Mortgaging the Future: The Price of Keeping your Doctor

It’s come to this, a family forced to choose between keeping their trusted doctor of 15 years or paying for their child’s education. But, that is the new healthcare reality for one California family discovering the true cost of Obamacare.

“We learned our annual healthcare cost was increasing by $5,000. Five thousand dollars! We attended a ‘healthcare fair’ put on by my husband’s employer to compare insurance costs and services. We were told in no uncertain terms that the reason our annual costs had gone up was because of Obamacare and the uncertainty surrounding it. As our daughter was going to be entering college the following fall, we could not afford the enormous annual increase and were forced to choose a different provider. With the selection of the new provider, we lost our family doctor of 15 years and had to select, at random, another physician. Our annual healthcare costs have continued to rise. We now have the added concern of my husband being retired and on a fixed income,” shared Shawn.
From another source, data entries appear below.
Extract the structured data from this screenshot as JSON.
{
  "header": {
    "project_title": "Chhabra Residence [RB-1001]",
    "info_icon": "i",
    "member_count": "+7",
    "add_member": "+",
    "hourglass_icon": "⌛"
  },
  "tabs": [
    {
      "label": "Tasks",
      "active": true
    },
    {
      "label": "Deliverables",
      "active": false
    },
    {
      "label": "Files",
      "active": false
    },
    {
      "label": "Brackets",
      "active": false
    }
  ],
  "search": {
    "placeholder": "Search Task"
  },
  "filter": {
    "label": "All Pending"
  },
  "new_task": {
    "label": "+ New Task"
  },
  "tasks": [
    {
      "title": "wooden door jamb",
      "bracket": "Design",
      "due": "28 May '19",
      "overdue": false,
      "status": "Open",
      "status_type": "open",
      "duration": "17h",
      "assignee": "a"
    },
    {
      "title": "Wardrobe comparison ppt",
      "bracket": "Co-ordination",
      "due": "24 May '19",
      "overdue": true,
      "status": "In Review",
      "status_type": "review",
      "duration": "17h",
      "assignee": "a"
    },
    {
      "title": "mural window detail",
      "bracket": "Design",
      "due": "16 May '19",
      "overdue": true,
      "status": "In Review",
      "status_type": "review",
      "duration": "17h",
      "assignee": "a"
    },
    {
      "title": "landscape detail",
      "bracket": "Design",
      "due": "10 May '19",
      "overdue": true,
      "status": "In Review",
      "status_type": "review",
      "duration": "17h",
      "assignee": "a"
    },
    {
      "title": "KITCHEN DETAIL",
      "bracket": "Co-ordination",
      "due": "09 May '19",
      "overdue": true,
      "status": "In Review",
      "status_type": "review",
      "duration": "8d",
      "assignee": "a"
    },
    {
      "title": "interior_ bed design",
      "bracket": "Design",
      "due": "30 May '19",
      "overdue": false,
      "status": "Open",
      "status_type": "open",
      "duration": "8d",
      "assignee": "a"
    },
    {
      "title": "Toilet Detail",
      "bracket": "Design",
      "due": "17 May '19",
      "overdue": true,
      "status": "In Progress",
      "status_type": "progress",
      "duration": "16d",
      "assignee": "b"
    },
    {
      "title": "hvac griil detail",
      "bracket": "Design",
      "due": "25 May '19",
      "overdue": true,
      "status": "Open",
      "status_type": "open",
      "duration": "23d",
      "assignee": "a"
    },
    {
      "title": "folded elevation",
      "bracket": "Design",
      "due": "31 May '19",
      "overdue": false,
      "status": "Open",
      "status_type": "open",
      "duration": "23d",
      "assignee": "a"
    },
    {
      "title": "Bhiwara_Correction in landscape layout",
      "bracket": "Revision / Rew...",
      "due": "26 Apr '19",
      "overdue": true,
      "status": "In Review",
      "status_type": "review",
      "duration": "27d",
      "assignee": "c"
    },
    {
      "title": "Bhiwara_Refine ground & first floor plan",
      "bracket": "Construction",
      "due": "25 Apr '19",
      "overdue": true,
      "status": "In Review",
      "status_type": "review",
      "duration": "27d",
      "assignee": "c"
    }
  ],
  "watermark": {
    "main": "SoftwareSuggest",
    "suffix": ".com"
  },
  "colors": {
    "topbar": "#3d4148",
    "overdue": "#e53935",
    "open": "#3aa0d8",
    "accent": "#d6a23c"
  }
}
Before all the mandates and healthcare mayhem, families like Shawn’s were able to keep their doctor without breaking the bank. Part of the reason is that insurers are narrowing networks to offset the costs of complying with Obamacare, so they can keep their plans competitive. While some like Karen Pollitz , former HHS employee and now senior fellow at the Kaiser Family Foundation, believe this is simply market competition, others are not buying it.

“We are frustrated that the President’s promise that we could keep our provider and doctor was a LIE – that is, unless we wanted to pay FIVE THOUSAND dollars extra per year! We had to choose between sending our daughter to college and having a healthcare provider we prefer. It’s shameful that the best healthcare in the world has come to this,” Shawn exclaimed.

For those hoping for the return of the good old days, keep wishing. A study by McKinsey, featured in a recent Time article, believes this could be the new future trend.

“A recent study suggests limited provider networks could become more common in the years ahead as the ACA takes hold. A Dec. 13 McKinsey study of 20 U.S. metropolitan areas found that two-thirds of ACA plans analyzed had “narrow” or “ultra narrow” networks, with at least 30 percent of top 20 hospitals excluded for coverage. The medium premium for plans with narrower networks, according to the study, was 26 percent lower than comparable benefit packages with broad networks.”

 Interestingly, patients aren’t the only ones venting over this as noted in the article.

 “We’re very concerned with the impact that has on patients,” says Cedars-Sinai CEO Thomas Priselac, arguing that consumers shopping through California’s exchange will not have access to the world-renowned health care the hospital offers. Priselac says some insurers designing networks purely based on cost have replaced academic research institutions like Cedars-Sinai with lower-priced community hospitals that, in some cases, do not offer the same menu of services.”

For Shawn and her family, it’s just not the same.

“Every time I have to go to the doctor, I’m just angered all over again. I lost my doctor, and now I have to go to this person I don’t even know. I don’t have any relationship with them. The whole way that they operated is different from my doctor,” she pointed out.

Sure, you can keep your doctor… if you can afford it.